Hepatitis C is a disease that affects the liver. The CDC (Centers for Disease Control) claim baby boomers who may have experimented with injecting drugs and blood transfusions after the 1990s must be tested for Hepatitis C. This has come to be speculated by several health professionals and virologists.
Early Theories and Advancements
Earlier, during the inception of Germ theory (one germ for one disease), scientists in opposition stated that a patient’s “inner terrain” played a large role in attracting the germs that are the source of the disease. Royal Raymond Rive in the 1930s put forward the discovery that the form and function of viruses change over various stages. This asserted the fact that viruses change in accordance with the state of the diseased tissue. But big pharmaceutical companies promote the “one germ for one disease” theory as opposed to considering the “inner terrain”.
It is said that about 15,000 Americans die of Hepatitis C-related diseases every year. Currently, there are no vaccines for Hepatitis C. The latest drugs for the disease are very expensive and are known to trigger negative side effects.
Towards an Alternative Treatment
It is said that Hepatitis C’s symptoms can be minimized with the help of a healthy diet along with dietary supplements, routine exercises and simple changes toward a healthier lifestyle. Nearly twenty years ago, Dr. Burton Berkson from Integrative Medical Centre, New Mexico carried out successful trials and presented a few supplements including:
- Alpha-lipoic acid, an antioxidant that detoxifies and enhances levels of glutathione in the body.
- Silymarin, derived from the milk thistle plant, is known for regenerating liver cells, increasing levels of glutathione and soothing inflammations.
- Selenium, a trace mineral that is known to slow down the further replication of the hepatitis C virus.
The prescribed dosage of these supplements ranges from 600 mg of alpha lipoic acid to 900 mg of silymarin and 400 mcg of selenium. These supplements combined with vitamins B, C, and E are suggested for a cost effective treatment that doesn’t involve heavy pharmaceutical drugs. The cost comes to about $2,000 a year, which is a lot lesser than let’s say, the $60,000 to $90,000 spent on conventional medicines for Hepatitis C.

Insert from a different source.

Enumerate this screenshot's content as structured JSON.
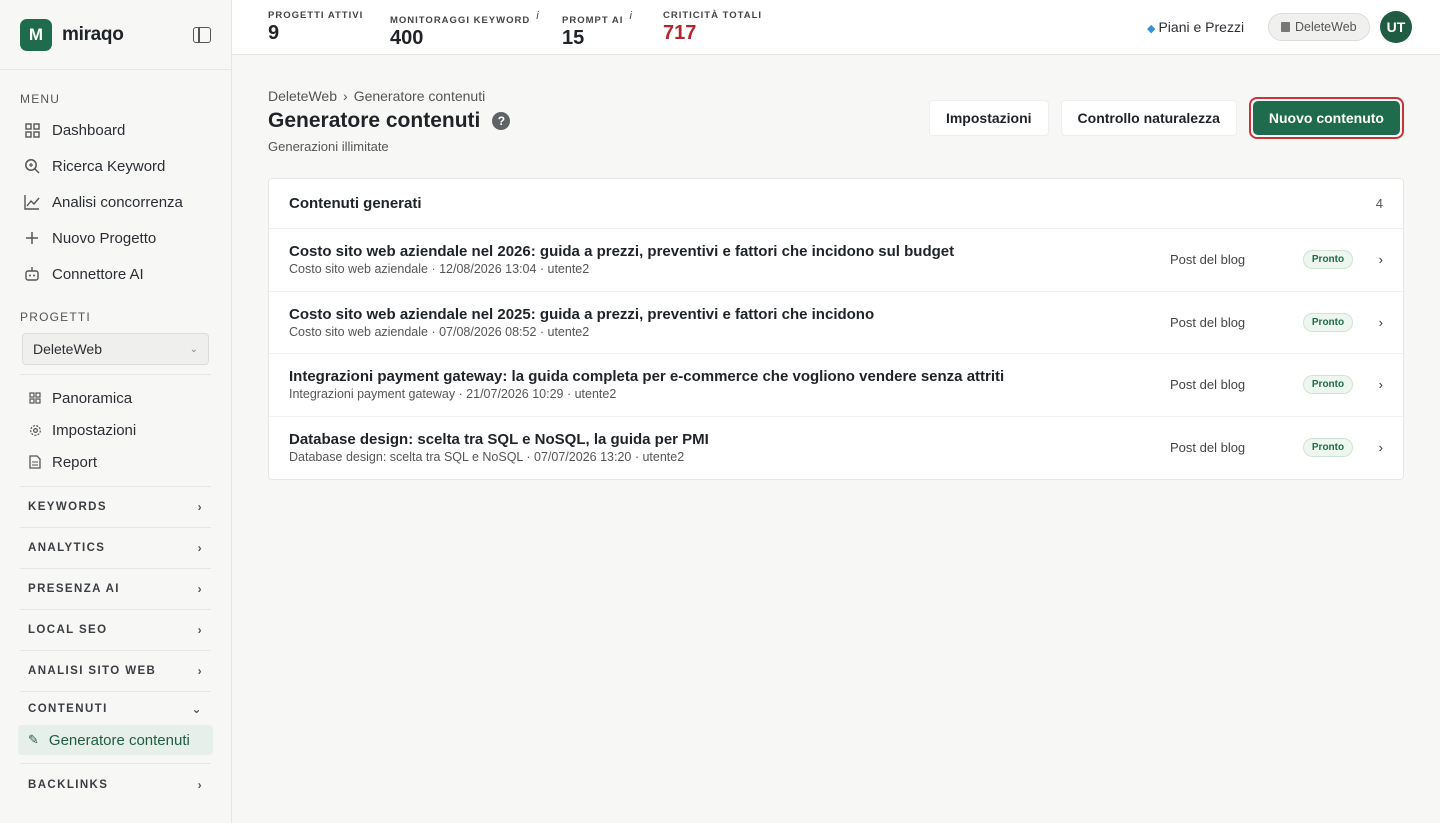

Those diagnosed with Hepatitis C can also look into alternative treatments that focus on liver detox and take precautions like refraining from alcohol, smoking, junk food, and drugs that lead to liver-damaging side effects.
Reader – Do you now anyone with Hepatitis C who needs to read this?
(H/T) Hepatitis ImageAD SPACE 3 x 3 space